On Jan 1, 2020, the California Consumer Privacy Act (CCPA), the most comprehensive privacy law to date in the US, will go into effect. The goal of the CCPA is to give Californians more control over their personal information.

With our strong commitment to data privacy, we at Criteo are fully engaged with our clients and partners to help them navigate through their CCPA compliance journey through proactive communications and best-practice compliance tips. Below are three protections the CCPA grants to consumers in California, and how Criteo is prepared to support them:

1. The Right to Know

The CCPA introduces the right of access/portability. It allows a specific user to gain access to the “specific pieces of personal information the business has collected about that user”.

Should a client receive such a request from a user with respect to data collected by Criteo, then they will be able to advise them to check Criteo’s Privacy Policy which contains full details on how the user can obtain this information and submit a request directly to Criteo.

Upon receipt of a request from a data subject, Criteo asks for user identification and then provides an Excel spreadsheet containing all personal information related to that user.

Criteo would not send this information directly to the client acting on the user or consumers behalf.

2. The Right to Delete

The CCPA introduces a right to request that a business delete any or all personal information about the consumer which the business has collected from the consumer.

As with the right to know procedure, should a client receive such a request from a user with respect to data collected by Criteo, then our clients will be able to advise the requestor to check Criteo’s Privacy Policy where they will be able to submit the request directly to us.

Some clients may feel that they should pass on deletion requests they receive to Criteo, however this is not the case as Criteo does not act as a Service Provider.

3. The Right to Opt-Out

Users have the right to be able to instruct a company not to “sell” their personal information to third parties.

If our clients and partners will be considered as “selling” data to Criteo, they will have to provide users with a way to exercise their right to opt-out.

The draft AG regulations are also requiring that our clients and partners notify all third parties to whom personal information has been “sold” within the last 90 days prior to the user requesting to opt out.

In order to make this process as simple as possible for users, industry trade associations such as the DAA and the IAB are currently working on standards to stipulate how the opt-out and its notification to third parties should be handled.

For over 14 years, Criteo has been adhering to strict levels of data privacy and security.

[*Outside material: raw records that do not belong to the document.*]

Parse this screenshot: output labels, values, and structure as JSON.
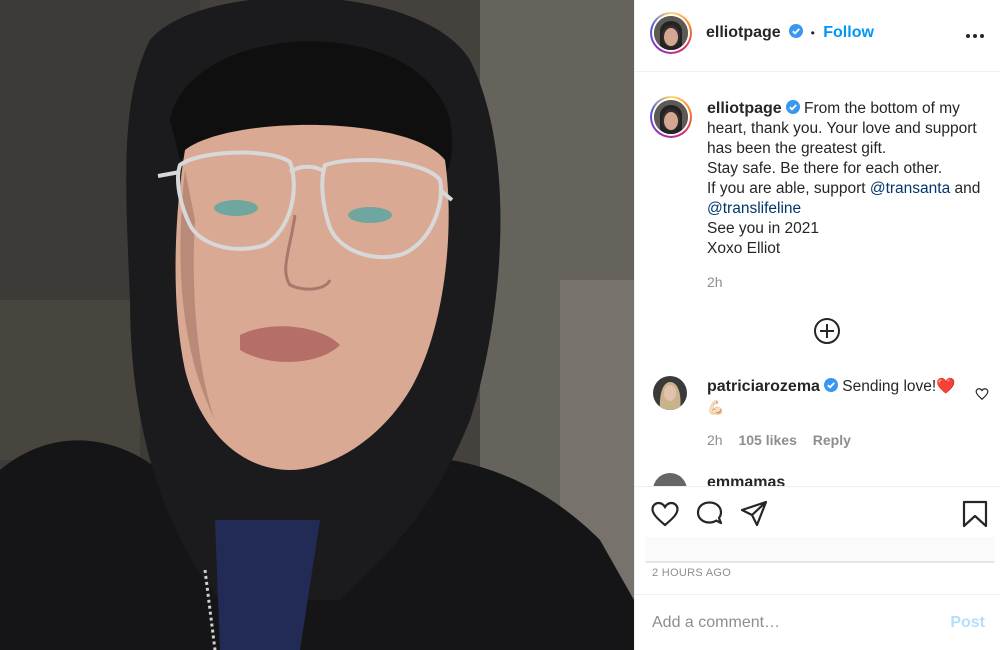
{
  "post": {
    "photo_description_icon": "portrait-photo"
  },
  "header": {
    "username": "elliotpage",
    "separator": "•",
    "follow_label": "Follow",
    "more_icon": "more-horizontal-icon"
  },
  "caption": {
    "username": "elliotpage",
    "lines": [
      {
        "before": "From the bottom of my"
      },
      {
        "before": "heart, thank you. Your love and support"
      },
      {
        "before": "has been the greatest gift."
      },
      {
        "before": "Stay safe. Be there for each other."
      },
      {
        "before": "If you are able, support ",
        "mention": "@transanta",
        "after": " and"
      },
      {
        "mention": "@translifeline"
      },
      {
        "before": "See you in 2021"
      },
      {
        "before": "Xoxo Elliot"
      }
    ],
    "first_line": "From the bottom of my",
    "line2": "heart, thank you. Your love and support",
    "line3": "has been the greatest gift.",
    "line4": "Stay safe. Be there for each other.",
    "line5_before": "If you are able, support ",
    "line5_mention": "@transanta",
    "line5_after": " and",
    "line6_mention": "@translifeline",
    "line7": "See you in 2021",
    "line8": "Xoxo Elliot",
    "time": "2h"
  },
  "comments": [
    {
      "username": "patriciarozema",
      "text": "Sending love!",
      "emoji": "❤️",
      "emoji_line2": "💪🏻",
      "time": "2h",
      "likes": "105 likes",
      "reply_label": "Reply"
    },
    {
      "username": "emmamas"
    }
  ],
  "actions": {
    "like_icon": "heart-icon",
    "comment_icon": "comment-bubble-icon",
    "share_icon": "paper-plane-icon",
    "save_icon": "bookmark-icon"
  },
  "timestamp": "2 HOURS AGO",
  "comment_box": {
    "placeholder": "Add a comment…",
    "post_label": "Post"
  },
  "colors": {
    "accent": "#0095f6",
    "verified": "#3897f0",
    "mention": "#00376b",
    "muted": "#8e8e8e",
    "post_disabled": "#b2dffc"
  }
}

Criteo has an extensive number of certifications and supports initiatives that deliver greater transparency and control to users. We are a proponent of the IAB Transparency and Consent Framework and were early adopters of industry best practices such as the AdChoices program, as well as:

We’re well aware and prepared for the implications of the CCPA, and we’re ready to help our advertising clients and publisher partners understand our products and services. By working together to understand and prepare for the regulations, we can all look forward to a future where consumers trust every business to treat their data fairly and securely.

To learn more, download our CCPA report.

Disclaimer: This summarizes the main requirements related to the CCPA, without going into full details. We advise our clients and publisher partners to consult with legal counsel to ensure compliance of their practices.